[Website and app data records]
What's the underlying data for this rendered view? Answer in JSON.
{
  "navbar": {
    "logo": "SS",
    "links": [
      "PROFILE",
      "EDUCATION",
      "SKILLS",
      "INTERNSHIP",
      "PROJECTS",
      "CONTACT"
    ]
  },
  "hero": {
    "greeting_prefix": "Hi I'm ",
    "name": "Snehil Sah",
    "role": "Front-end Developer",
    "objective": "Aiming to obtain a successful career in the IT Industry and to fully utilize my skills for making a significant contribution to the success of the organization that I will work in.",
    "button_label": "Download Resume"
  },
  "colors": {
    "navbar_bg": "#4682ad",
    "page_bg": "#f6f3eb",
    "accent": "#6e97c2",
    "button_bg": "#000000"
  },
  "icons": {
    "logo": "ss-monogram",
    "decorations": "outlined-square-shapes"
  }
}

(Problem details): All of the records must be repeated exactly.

(Your solution):
What's the underlying data for this rendered view? Answer in JSON.
{
  "navbar": {
    "logo": "SS",
    "links": [
      "PROFILE",
      "EDUCATION",
      "SKILLS",
      "INTERNSHIP",
      "PROJECTS",
      "CONTACT"
    ]
  },
  "hero": {
    "greeting_prefix": "Hi I'm ",
    "name": "Snehil Sah",
    "role": "Front-end Developer",
    "objective": "Aiming to obtain a successful career in the IT Industry and to fully utilize my skills for making a significant contribution to the success of the organization that I will work in.",
    "button_label": "Download Resume"
  },
  "colors": {
    "navbar_bg": "#4682ad",
    "page_bg": "#f6f3eb",
    "accent": "#6e97c2",
    "button_bg": "#000000"
  },
  "icons": {
    "logo": "ss-monogram",
    "decorations": "outlined-square-shapes"
  }
}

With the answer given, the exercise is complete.